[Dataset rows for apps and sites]
++++

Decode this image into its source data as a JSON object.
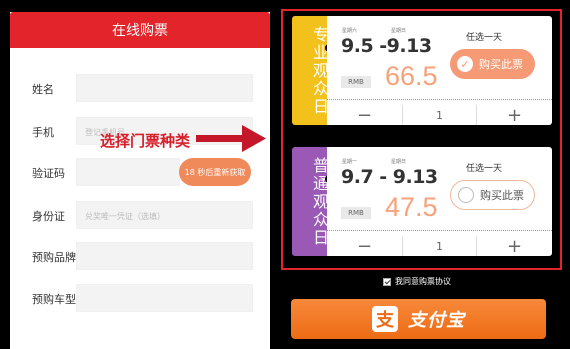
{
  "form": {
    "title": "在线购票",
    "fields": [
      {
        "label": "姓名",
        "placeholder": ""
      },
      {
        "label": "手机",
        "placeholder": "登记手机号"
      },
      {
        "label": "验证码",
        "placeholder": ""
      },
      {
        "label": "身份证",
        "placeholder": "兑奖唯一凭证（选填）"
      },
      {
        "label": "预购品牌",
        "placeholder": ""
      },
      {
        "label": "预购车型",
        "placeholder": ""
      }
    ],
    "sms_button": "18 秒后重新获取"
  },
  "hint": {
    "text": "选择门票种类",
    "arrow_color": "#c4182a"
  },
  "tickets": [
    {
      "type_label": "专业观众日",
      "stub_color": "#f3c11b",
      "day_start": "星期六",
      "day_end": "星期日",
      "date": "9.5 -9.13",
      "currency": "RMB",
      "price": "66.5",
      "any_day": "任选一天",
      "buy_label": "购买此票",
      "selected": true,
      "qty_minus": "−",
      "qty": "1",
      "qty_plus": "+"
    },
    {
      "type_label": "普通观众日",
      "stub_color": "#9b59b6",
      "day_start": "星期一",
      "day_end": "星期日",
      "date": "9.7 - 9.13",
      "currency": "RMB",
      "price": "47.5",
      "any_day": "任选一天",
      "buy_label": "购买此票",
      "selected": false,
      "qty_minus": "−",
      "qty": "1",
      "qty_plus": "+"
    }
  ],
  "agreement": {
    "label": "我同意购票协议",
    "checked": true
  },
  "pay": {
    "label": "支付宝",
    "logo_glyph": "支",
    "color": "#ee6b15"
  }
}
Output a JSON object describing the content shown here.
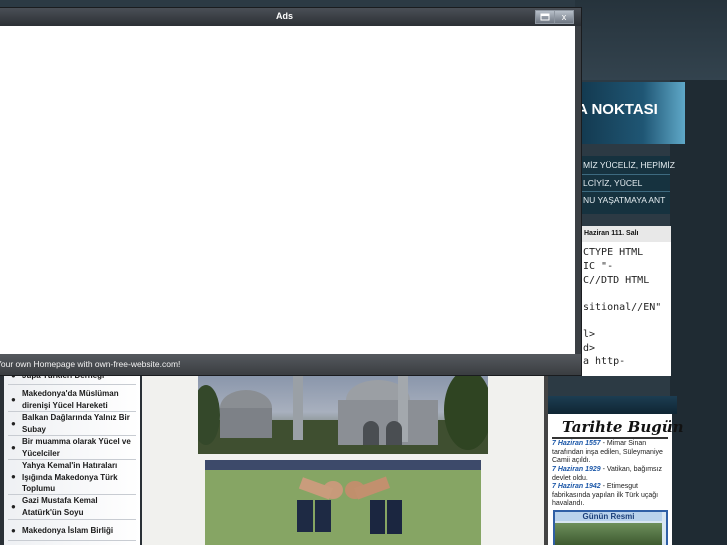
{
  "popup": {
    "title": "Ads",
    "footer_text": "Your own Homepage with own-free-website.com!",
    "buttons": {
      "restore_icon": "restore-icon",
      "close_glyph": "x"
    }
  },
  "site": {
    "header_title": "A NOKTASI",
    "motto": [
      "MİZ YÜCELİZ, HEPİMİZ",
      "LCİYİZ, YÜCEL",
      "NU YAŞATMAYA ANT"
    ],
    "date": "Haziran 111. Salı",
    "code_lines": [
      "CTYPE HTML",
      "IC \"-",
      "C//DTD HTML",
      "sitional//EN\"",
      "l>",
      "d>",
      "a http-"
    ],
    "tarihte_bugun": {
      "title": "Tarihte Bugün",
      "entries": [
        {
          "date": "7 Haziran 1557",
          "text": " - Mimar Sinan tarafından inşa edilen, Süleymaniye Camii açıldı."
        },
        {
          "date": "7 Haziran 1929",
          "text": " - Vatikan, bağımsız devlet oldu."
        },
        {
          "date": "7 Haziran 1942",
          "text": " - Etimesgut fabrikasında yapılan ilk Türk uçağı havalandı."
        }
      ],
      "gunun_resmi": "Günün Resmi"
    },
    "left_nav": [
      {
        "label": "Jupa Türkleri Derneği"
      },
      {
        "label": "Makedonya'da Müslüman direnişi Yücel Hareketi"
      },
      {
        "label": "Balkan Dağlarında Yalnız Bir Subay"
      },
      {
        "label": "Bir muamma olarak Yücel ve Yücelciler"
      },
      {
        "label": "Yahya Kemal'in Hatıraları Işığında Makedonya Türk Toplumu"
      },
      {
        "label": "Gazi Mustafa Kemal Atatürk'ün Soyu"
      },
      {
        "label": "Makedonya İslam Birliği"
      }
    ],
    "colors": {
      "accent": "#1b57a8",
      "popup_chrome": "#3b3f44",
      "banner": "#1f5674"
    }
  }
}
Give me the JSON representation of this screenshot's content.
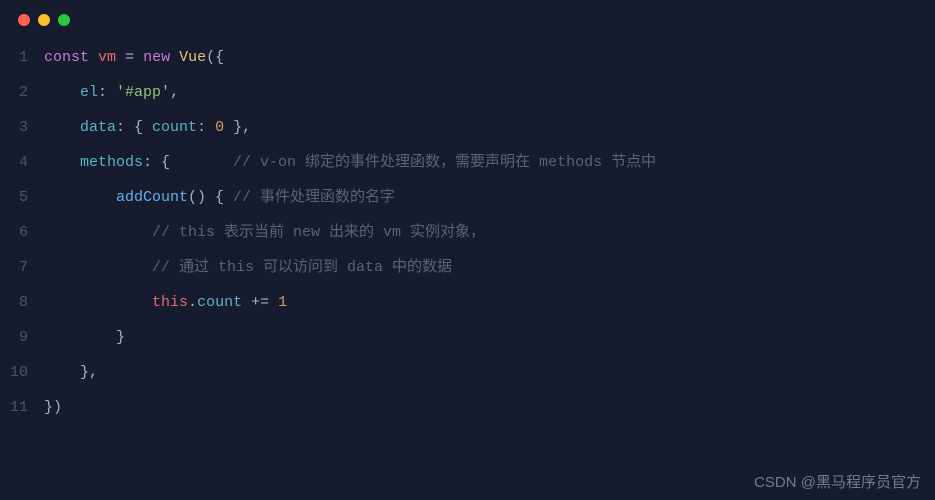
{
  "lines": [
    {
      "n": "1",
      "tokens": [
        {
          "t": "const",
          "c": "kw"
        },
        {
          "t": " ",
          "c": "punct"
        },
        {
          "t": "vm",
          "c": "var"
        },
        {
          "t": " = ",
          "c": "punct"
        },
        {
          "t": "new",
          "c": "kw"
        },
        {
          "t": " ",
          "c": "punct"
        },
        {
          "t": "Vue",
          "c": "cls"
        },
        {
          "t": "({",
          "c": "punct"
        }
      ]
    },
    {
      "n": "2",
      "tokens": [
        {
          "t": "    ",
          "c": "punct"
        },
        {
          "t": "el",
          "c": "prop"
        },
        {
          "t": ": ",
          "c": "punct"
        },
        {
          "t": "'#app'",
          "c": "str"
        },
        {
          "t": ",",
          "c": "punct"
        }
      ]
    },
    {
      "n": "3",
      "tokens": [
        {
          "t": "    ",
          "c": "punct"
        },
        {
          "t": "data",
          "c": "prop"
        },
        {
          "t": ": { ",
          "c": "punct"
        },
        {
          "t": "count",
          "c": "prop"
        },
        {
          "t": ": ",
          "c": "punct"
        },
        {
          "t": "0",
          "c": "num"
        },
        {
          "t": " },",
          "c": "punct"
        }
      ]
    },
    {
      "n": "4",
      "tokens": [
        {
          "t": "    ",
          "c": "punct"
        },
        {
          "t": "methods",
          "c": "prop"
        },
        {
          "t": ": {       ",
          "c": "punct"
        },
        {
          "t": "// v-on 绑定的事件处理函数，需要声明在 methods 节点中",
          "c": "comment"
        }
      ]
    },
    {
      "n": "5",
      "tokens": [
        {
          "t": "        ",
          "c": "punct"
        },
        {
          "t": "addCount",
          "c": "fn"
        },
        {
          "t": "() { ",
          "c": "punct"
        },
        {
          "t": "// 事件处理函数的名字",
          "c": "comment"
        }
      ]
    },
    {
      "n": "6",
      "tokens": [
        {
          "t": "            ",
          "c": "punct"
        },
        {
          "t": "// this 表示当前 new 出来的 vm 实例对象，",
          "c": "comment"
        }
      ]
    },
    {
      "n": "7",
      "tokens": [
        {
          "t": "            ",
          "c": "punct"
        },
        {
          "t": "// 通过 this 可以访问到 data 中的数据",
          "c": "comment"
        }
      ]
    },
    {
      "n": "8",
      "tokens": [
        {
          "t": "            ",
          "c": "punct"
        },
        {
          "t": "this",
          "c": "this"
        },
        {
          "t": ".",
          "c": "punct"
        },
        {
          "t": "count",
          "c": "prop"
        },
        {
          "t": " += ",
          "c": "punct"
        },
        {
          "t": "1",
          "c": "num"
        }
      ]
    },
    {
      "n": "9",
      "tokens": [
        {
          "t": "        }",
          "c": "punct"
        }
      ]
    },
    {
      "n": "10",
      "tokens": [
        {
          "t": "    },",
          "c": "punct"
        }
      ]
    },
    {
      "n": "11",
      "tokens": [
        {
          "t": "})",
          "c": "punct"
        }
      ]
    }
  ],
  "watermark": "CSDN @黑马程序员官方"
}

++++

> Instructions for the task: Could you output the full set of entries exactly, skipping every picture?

> Solved problem:
Decode this image into its source data as a JSON object.
{
  "form": {
    "title": "在线购票",
    "fields": [
      {
        "label": "姓名",
        "placeholder": ""
      },
      {
        "label": "手机",
        "placeholder": "登记手机号"
      },
      {
        "label": "验证码",
        "placeholder": ""
      },
      {
        "label": "身份证",
        "placeholder": "兑奖唯一凭证（选填）"
      },
      {
        "label": "预购品牌",
        "placeholder": ""
      },
      {
        "label": "预购车型",
        "placeholder": ""
      }
    ],
    "sms_button": "18 秒后重新获取"
  },
  "hint": {
    "text": "选择门票种类",
    "arrow_color": "#c4182a"
  },
  "tickets": [
    {
      "type_label": "专业观众日",
      "stub_color": "#f3c11b",
      "day_start": "星期六",
      "day_end": "星期日",
      "date": "9.5 -9.13",
      "currency": "RMB",
      "price": "66.5",
      "any_day": "任选一天",
      "buy_label": "购买此票",
      "selected": true,
      "qty_minus": "−",
      "qty": "1",
      "qty_plus": "+"
    },
    {
      "type_label": "普通观众日",
      "stub_color": "#9b59b6",
      "day_start": "星期一",
      "day_end": "星期日",
      "date": "9.7 - 9.13",
      "currency": "RMB",
      "price": "47.5",
      "any_day": "任选一天",
      "buy_label": "购买此票",
      "selected": false,
      "qty_minus": "−",
      "qty": "1",
      "qty_plus": "+"
    }
  ],
  "agreement": {
    "label": "我同意购票协议",
    "checked": true
  },
  "pay": {
    "label": "支付宝",
    "logo_glyph": "支",
    "color": "#ee6b15"
  }
}
Output a JSON object describing the content shown here.
{
  "popup": {
    "title": "Ads",
    "footer_text": "Your own Homepage with own-free-website.com!",
    "buttons": {
      "restore_icon": "restore-icon",
      "close_glyph": "x"
    }
  },
  "site": {
    "header_title": "A NOKTASI",
    "motto": [
      "MİZ YÜCELİZ, HEPİMİZ",
      "LCİYİZ, YÜCEL",
      "NU YAŞATMAYA ANT"
    ],
    "date": "Haziran 111. Salı",
    "code_lines": [
      "CTYPE HTML",
      "IC \"-",
      "C//DTD HTML",
      "sitional//EN\"",
      "l>",
      "d>",
      "a http-"
    ],
    "tarihte_bugun": {
      "title": "Tarihte Bugün",
      "entries": [
        {
          "date": "7 Haziran 1557",
          "text": " - Mimar Sinan tarafından inşa edilen, Süleymaniye Camii açıldı."
        },
        {
          "date": "7 Haziran 1929",
          "text": " - Vatikan, bağımsız devlet oldu."
        },
        {
          "date": "7 Haziran 1942",
          "text": " - Etimesgut fabrikasında yapılan ilk Türk uçağı havalandı."
        }
      ],
      "gunun_resmi": "Günün Resmi"
    },
    "left_nav": [
      {
        "label": "Jupa Türkleri Derneği"
      },
      {
        "label": "Makedonya'da Müslüman direnişi Yücel Hareketi"
      },
      {
        "label": "Balkan Dağlarında Yalnız Bir Subay"
      },
      {
        "label": "Bir muamma olarak Yücel ve Yücelciler"
      },
      {
        "label": "Yahya Kemal'in Hatıraları Işığında Makedonya Türk Toplumu"
      },
      {
        "label": "Gazi Mustafa Kemal Atatürk'ün Soyu"
      },
      {
        "label": "Makedonya İslam Birliği"
      }
    ],
    "colors": {
      "accent": "#1b57a8",
      "popup_chrome": "#3b3f44",
      "banner": "#1f5674"
    }
  }
}
Give me the JSON representation of this screenshot's content.
{
  "lines": [
    {
      "n": "1",
      "tokens": [
        {
          "t": "const",
          "c": "kw"
        },
        {
          "t": " ",
          "c": "punct"
        },
        {
          "t": "vm",
          "c": "var"
        },
        {
          "t": " = ",
          "c": "punct"
        },
        {
          "t": "new",
          "c": "kw"
        },
        {
          "t": " ",
          "c": "punct"
        },
        {
          "t": "Vue",
          "c": "cls"
        },
        {
          "t": "({",
          "c": "punct"
        }
      ]
    },
    {
      "n": "2",
      "tokens": [
        {
          "t": "    ",
          "c": "punct"
        },
        {
          "t": "el",
          "c": "prop"
        },
        {
          "t": ": ",
          "c": "punct"
        },
        {
          "t": "'#app'",
          "c": "str"
        },
        {
          "t": ",",
          "c": "punct"
        }
      ]
    },
    {
      "n": "3",
      "tokens": [
        {
          "t": "    ",
          "c": "punct"
        },
        {
          "t": "data",
          "c": "prop"
        },
        {
          "t": ": { ",
          "c": "punct"
        },
        {
          "t": "count",
          "c": "prop"
        },
        {
          "t": ": ",
          "c": "punct"
        },
        {
          "t": "0",
          "c": "num"
        },
        {
          "t": " },",
          "c": "punct"
        }
      ]
    },
    {
      "n": "4",
      "tokens": [
        {
          "t": "    ",
          "c": "punct"
        },
        {
          "t": "methods",
          "c": "prop"
        },
        {
          "t": ": {       ",
          "c": "punct"
        },
        {
          "t": "// v-on 绑定的事件处理函数，需要声明在 methods 节点中",
          "c": "comment"
        }
      ]
    },
    {
      "n": "5",
      "tokens": [
        {
          "t": "        ",
          "c": "punct"
        },
        {
          "t": "addCount",
          "c": "fn"
        },
        {
          "t": "() { ",
          "c": "punct"
        },
        {
          "t": "// 事件处理函数的名字",
          "c": "comment"
        }
      ]
    },
    {
      "n": "6",
      "tokens": [
        {
          "t": "            ",
          "c": "punct"
        },
        {
          "t": "// this 表示当前 new 出来的 vm 实例对象，",
          "c": "comment"
        }
      ]
    },
    {
      "n": "7",
      "tokens": [
        {
          "t": "            ",
          "c": "punct"
        },
        {
          "t": "// 通过 this 可以访问到 data 中的数据",
          "c": "comment"
        }
      ]
    },
    {
      "n": "8",
      "tokens": [
        {
          "t": "            ",
          "c": "punct"
        },
        {
          "t": "this",
          "c": "this"
        },
        {
          "t": ".",
          "c": "punct"
        },
        {
          "t": "count",
          "c": "prop"
        },
        {
          "t": " += ",
          "c": "punct"
        },
        {
          "t": "1",
          "c": "num"
        }
      ]
    },
    {
      "n": "9",
      "tokens": [
        {
          "t": "        }",
          "c": "punct"
        }
      ]
    },
    {
      "n": "10",
      "tokens": [
        {
          "t": "    },",
          "c": "punct"
        }
      ]
    },
    {
      "n": "11",
      "tokens": [
        {
          "t": "})",
          "c": "punct"
        }
      ]
    }
  ],
  "watermark": "CSDN @黑马程序员官方"
}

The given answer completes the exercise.